Read This: Charles Dickens (by Michael Slater)

charles-dickens-bio.jpgLast week, I had the opportunity to hear acclaimed Dickens biographer Michael Slater give a late morning lecture about “Dickens’ Shakespeare,” as part of the 92nd Street Y’s “Books and Bagels” series (which used to be known as “Biographers and Brunch”). It was a marvelous talk, in which we learned much about Dickens’ utter disregard for his hero’s biography, preferring to focus on the stories themselves, and frequently Slater would illustrate his theme by reading from Dickens—Nicholas Nickleby and Great Expectations, for example—with a flair for voices that rivalled Sloppy in Our Mutual Friend. (I was assured that the 92Y had recorded the audio from Slater’s talk, and I really hope they put at least one of these segments online.)

During the Q&A period, Slater described how he had first read Oliver Twist when he was ten years old, “and I was absolutely frightened to death. I didn’t find it funny at all; I found it terrifying.” But he didn’t shy away from reading more, all of which he pursued on his own: “Fortunately, I was never taught Dickens. It just never came up in school.” Even at Oxford, when he declared that he wanted to write a thesis on Dickens, they didn’t quite know what to make of him. What was the subject, somebody in the audience asked? “I’m not sure I can remember now,” he admitted. “The composition…? And reception…? of Charles Dickens’ The Chimes… Sounds gripping, doesn’t it?” (It actually did sound fairly interesting; apparently he went through newspapers from the period looking for the stories that Dickens used as source material for the second of his Christmas books.)
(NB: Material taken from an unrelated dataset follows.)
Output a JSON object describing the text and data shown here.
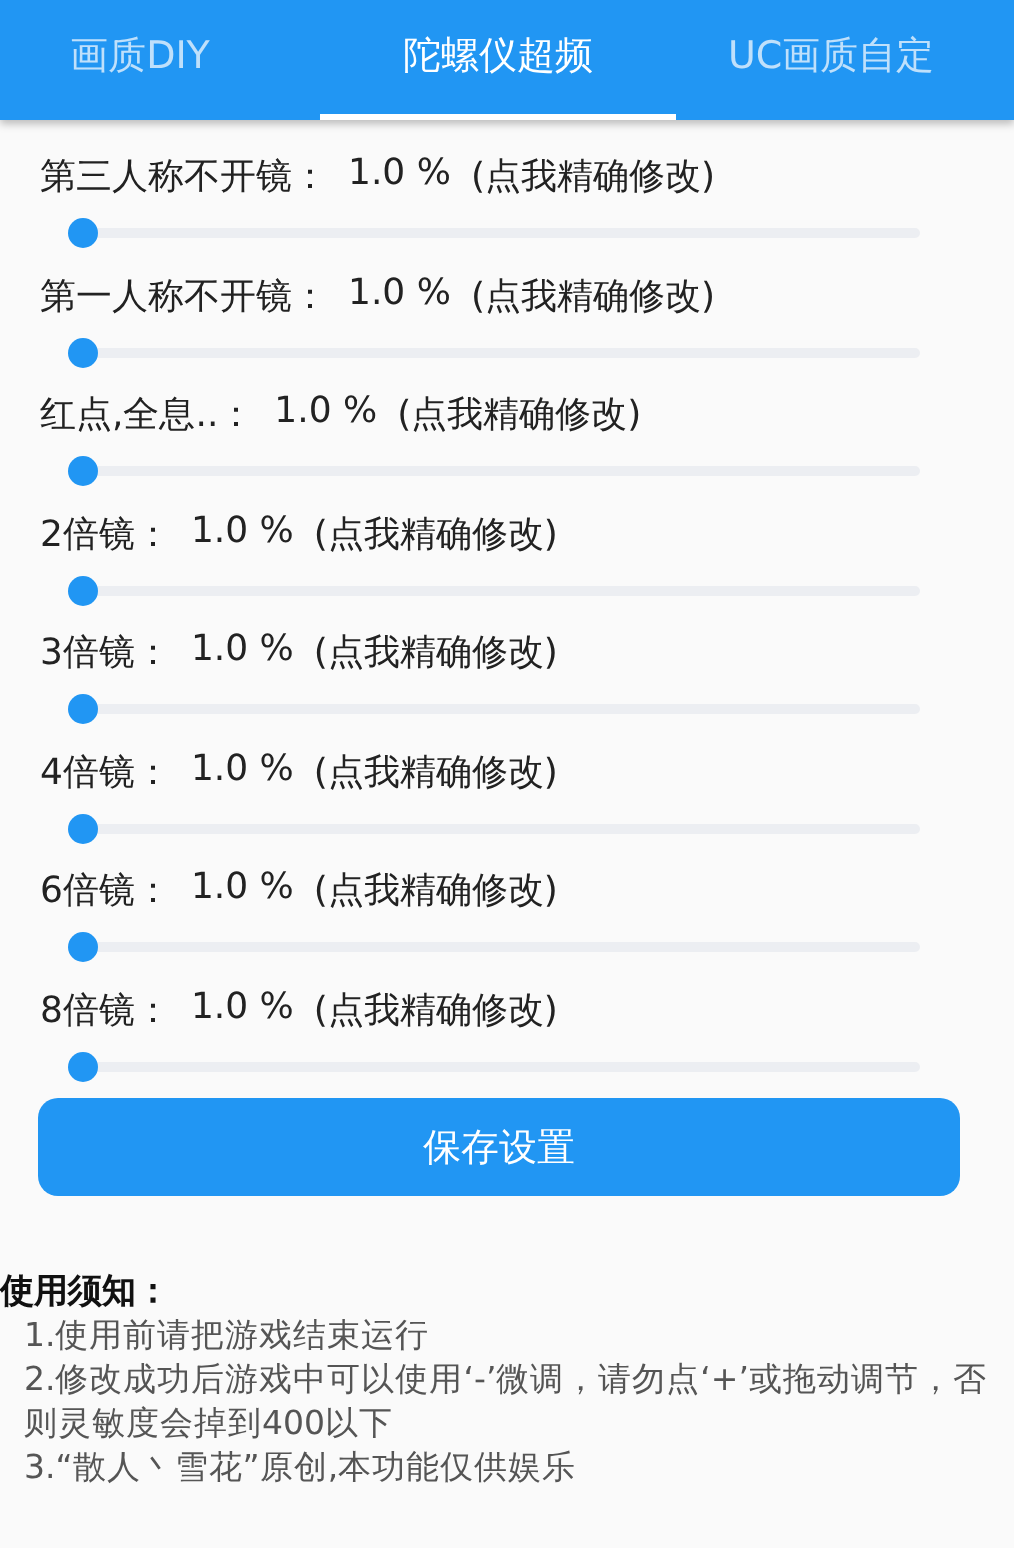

I confess that I haven’t had time to do more than dip into Charles Dickens, which we’ve actually had on our bookshelf for some time; but I did take a look as preparation for Slater’s lecture, and what I read was quite excellent: You could tell Slater knew his stuff, but he wasn’t being ostentatious about it, and he was still able to marshall all this information into the form of a compelling story. More years ago than I care to admit just now, I read Peter Ackroyd’s Dickens, and I loved it, but a lot of information has come to light since then—Slater seems to have more than risen to the challenge, and I may just have to plunk this book into my carry-on bag on my next prolonged vacation, when I’ll have the time to properly devote myself to it.

28 April 2011 | read this |